of witnesses; (3) the cost of attendance for willing
witnesses; and (4) all other practical problems that make a
trial easy, expeditious, and inexpensive. Piper Aircraft
Co. v. Reyno, 454 U.S. 235, 241 n.6 (1981). The
“public” interest factors are: “(1) the
administrative difficulties flowing from court congestion;
(2) the local interest in having localized interests decided
at home; (3) the familiarity of the forum with the law that
will govern the case; and (4) the avoidance of unnecessary
problems of conflicts of laws [or in] the application of
foreign law.” In re Volkswagen, 545 F.3d at
plaintiff's choice of venue is not a factor in this
analysis. Id. at 314-15; id. at 314 n.10.
Instead, the plaintiff's choice of venue contributes to
the defendant's burden in proving the transferee venue is
“clearly more convenient” than the transferor
venue.
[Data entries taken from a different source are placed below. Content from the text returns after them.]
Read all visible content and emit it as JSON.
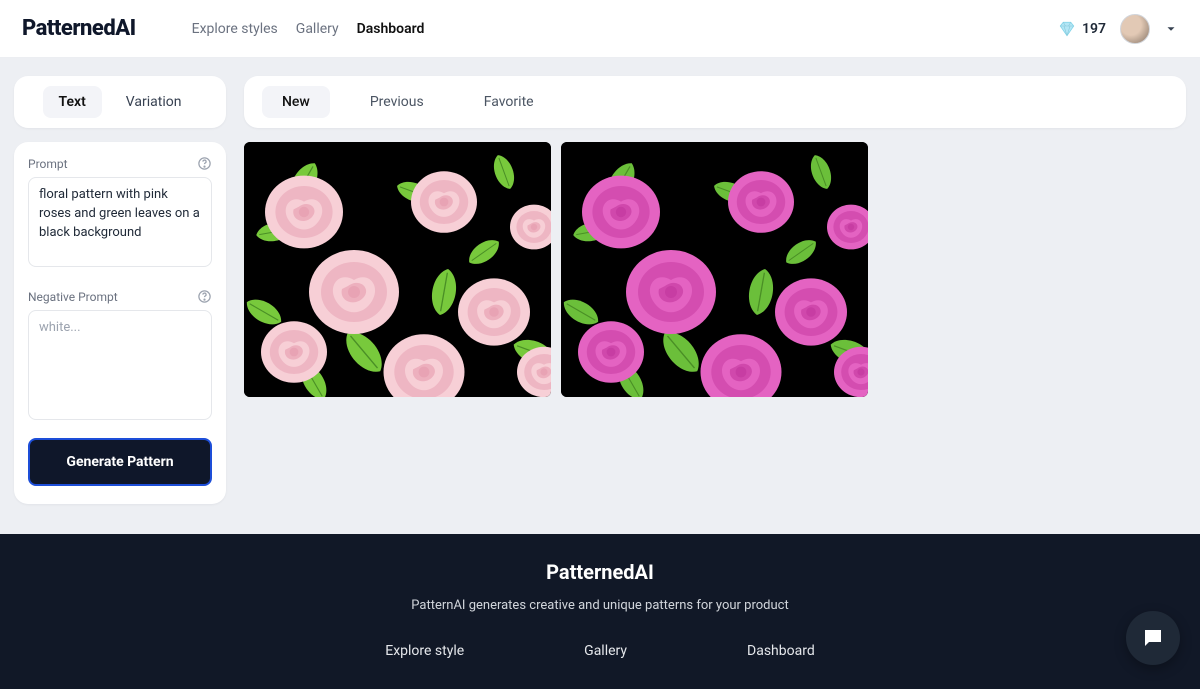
{
  "header": {
    "logo": "PatternedAI",
    "nav": [
      "Explore styles",
      "Gallery",
      "Dashboard"
    ],
    "nav_active_index": 2,
    "credits": "197"
  },
  "left": {
    "mode_tabs": [
      "Text",
      "Variation"
    ],
    "mode_active_index": 0,
    "prompt_label": "Prompt",
    "prompt_value": "floral pattern with pink roses and green leaves on a black background",
    "neg_prompt_label": "Negative Prompt",
    "neg_prompt_placeholder": "white...",
    "neg_prompt_value": "",
    "generate_label": "Generate Pattern"
  },
  "right": {
    "filter_tabs": [
      "New",
      "Previous",
      "Favorite"
    ],
    "filter_active_index": 0,
    "results": [
      {
        "style": "light-pink",
        "flower_fill": "#f7cfd6",
        "flower_accent": "#e8a3b4",
        "leaf_fill": "#78c93c"
      },
      {
        "style": "hot-pink",
        "flower_fill": "#e463c2",
        "flower_accent": "#c73da3",
        "leaf_fill": "#6bbf3a"
      }
    ]
  },
  "footer": {
    "title": "PatternedAI",
    "subtitle": "PatternAI generates creative and unique patterns for your product",
    "links": [
      "Explore style",
      "Gallery",
      "Dashboard"
    ]
  }
}
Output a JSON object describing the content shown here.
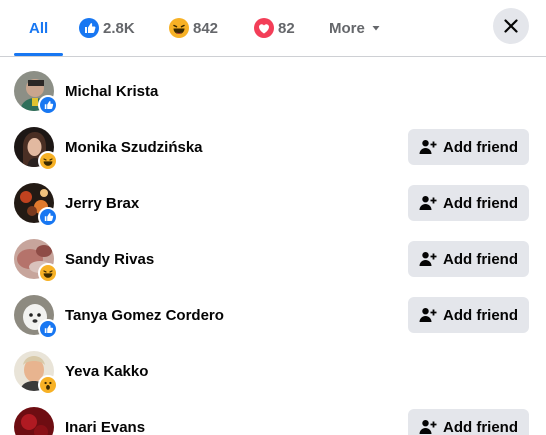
{
  "tabs": [
    {
      "label": "All",
      "count": "",
      "icon": "",
      "active": true
    },
    {
      "label": "",
      "count": "2.8K",
      "icon": "like-icon"
    },
    {
      "label": "",
      "count": "842",
      "icon": "haha-icon"
    },
    {
      "label": "",
      "count": "82",
      "icon": "love-icon"
    }
  ],
  "more_label": "More",
  "close_icon": "close-icon",
  "add_friend_label": "Add friend",
  "colors": {
    "accent": "#1877f2",
    "button_bg": "#e4e6eb",
    "secondary_text": "#65676b",
    "like": "#1877f2",
    "haha": "#f7b125",
    "love": "#f33e58"
  },
  "people": [
    {
      "name": "Michal Krista",
      "reaction": "like",
      "add_friend": false
    },
    {
      "name": "Monika Szudzińska",
      "reaction": "haha",
      "add_friend": true
    },
    {
      "name": "Jerry Brax",
      "reaction": "like",
      "add_friend": true
    },
    {
      "name": "Sandy Rivas",
      "reaction": "haha",
      "add_friend": true
    },
    {
      "name": "Tanya Gomez Cordero",
      "reaction": "like",
      "add_friend": true
    },
    {
      "name": "Yeva Kakko",
      "reaction": "wow",
      "add_friend": false
    },
    {
      "name": "Inari Evans",
      "reaction": "",
      "add_friend": true
    }
  ]
}
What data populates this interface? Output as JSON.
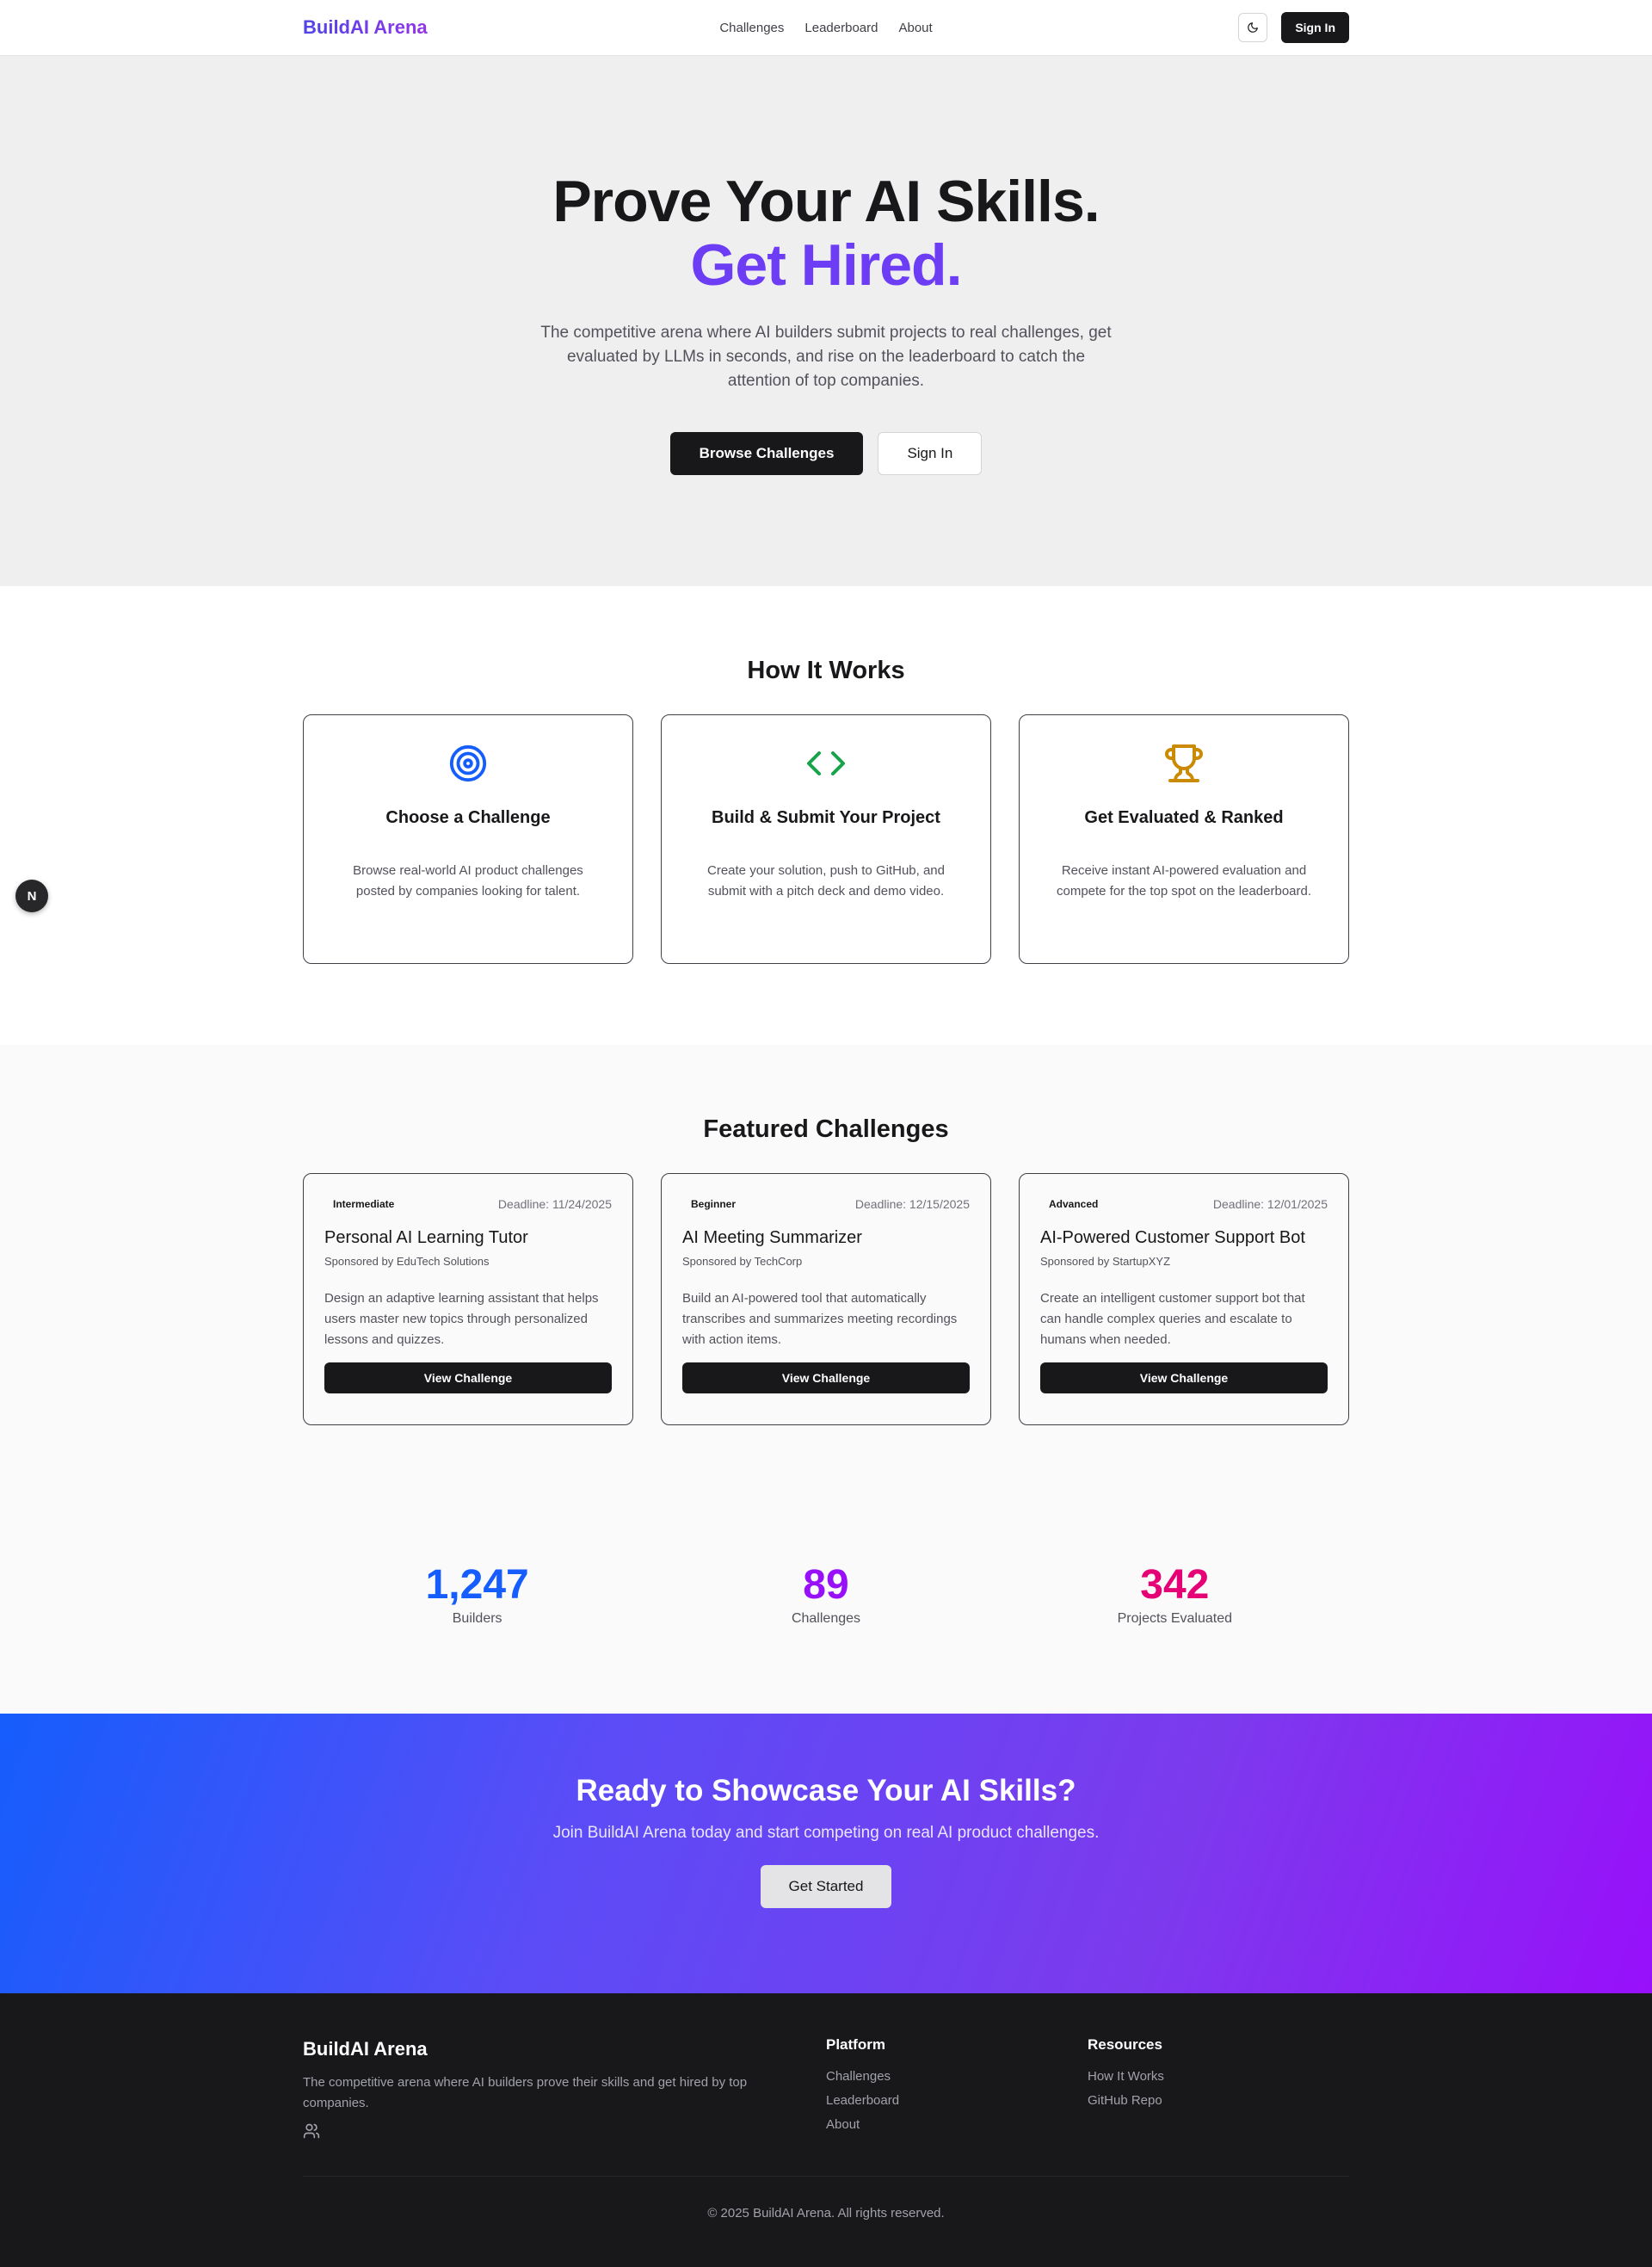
{
  "nav": {
    "brand": "BuildAI Arena",
    "links": [
      "Challenges",
      "Leaderboard",
      "About"
    ],
    "sign_in": "Sign In"
  },
  "hero": {
    "title_line1": "Prove Your AI Skills.",
    "title_line2": "Get Hired.",
    "subtitle": "The competitive arena where AI builders submit projects to real challenges, get evaluated by LLMs in seconds, and rise on the leaderboard to catch the attention of top companies.",
    "primary_button": "Browse Challenges",
    "secondary_button": "Sign In"
  },
  "how": {
    "title": "How It Works",
    "steps": [
      {
        "icon": "target-icon",
        "title": "Choose a Challenge",
        "desc": "Browse real-world AI product challenges posted by companies looking for talent.",
        "color": "#155dfc"
      },
      {
        "icon": "code-icon",
        "title": "Build & Submit Your Project",
        "desc": "Create your solution, push to GitHub, and submit with a pitch deck and demo video.",
        "color": "#16a34a"
      },
      {
        "icon": "trophy-icon",
        "title": "Get Evaluated & Ranked",
        "desc": "Receive instant AI-powered evaluation and compete for the top spot on the leaderboard.",
        "color": "#ca8a04"
      }
    ]
  },
  "side_badge": "N",
  "featured": {
    "title": "Featured Challenges",
    "challenges": [
      {
        "level": "Intermediate",
        "deadline": "Deadline: 11/24/2025",
        "title": "Personal AI Learning Tutor",
        "sponsor": "Sponsored by EduTech Solutions",
        "desc": "Design an adaptive learning assistant that helps users master new topics through personalized lessons and quizzes.",
        "button": "View Challenge"
      },
      {
        "level": "Beginner",
        "deadline": "Deadline: 12/15/2025",
        "title": "AI Meeting Summarizer",
        "sponsor": "Sponsored by TechCorp",
        "desc": "Build an AI-powered tool that automatically transcribes and summarizes meeting recordings with action items.",
        "button": "View Challenge"
      },
      {
        "level": "Advanced",
        "deadline": "Deadline: 12/01/2025",
        "title": "AI-Powered Customer Support Bot",
        "sponsor": "Sponsored by StartupXYZ",
        "desc": "Create an intelligent customer support bot that can handle complex queries and escalate to humans when needed.",
        "button": "View Challenge"
      }
    ]
  },
  "stats": [
    {
      "value": "1,247",
      "label": "Builders",
      "color": "#155dfc"
    },
    {
      "value": "89",
      "label": "Challenges",
      "color": "#9810fa"
    },
    {
      "value": "342",
      "label": "Projects Evaluated",
      "color": "#e60076"
    }
  ],
  "cta": {
    "title": "Ready to Showcase Your AI Skills?",
    "subtitle": "Join BuildAI Arena today and start competing on real AI product challenges.",
    "button": "Get Started"
  },
  "footer": {
    "brand": "BuildAI Arena",
    "tagline": "The competitive arena where AI builders prove their skills and get hired by top companies.",
    "social_icon": "users-icon",
    "platform_title": "Platform",
    "platform_links": [
      "Challenges",
      "Leaderboard",
      "About"
    ],
    "resources_title": "Resources",
    "resources_links": [
      "How It Works",
      "GitHub Repo"
    ],
    "copyright": "© 2025 BuildAI Arena. All rights reserved."
  }
}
Id. at 315; In re Nintendo Co., 589
F.3d 1194, 1200 (Fed. Cir. 2009). And though the private and
public factors apply to most transfer cases, they are not
exhaustive or exclusive and no single factor is dispositive.
In re Volkswagen, 545 F.3d at 315.
to transfer venue are to be decided based on ‘the
situation which existed when suit was instituted.'”
In re EMC Corp., 501 Fed.Appx. 973, 976 (Fed. Cir.
2013) (quoting Hoffman v. Blaski, 363 U.S. 335, 343
Whether this case could have been brought in the Central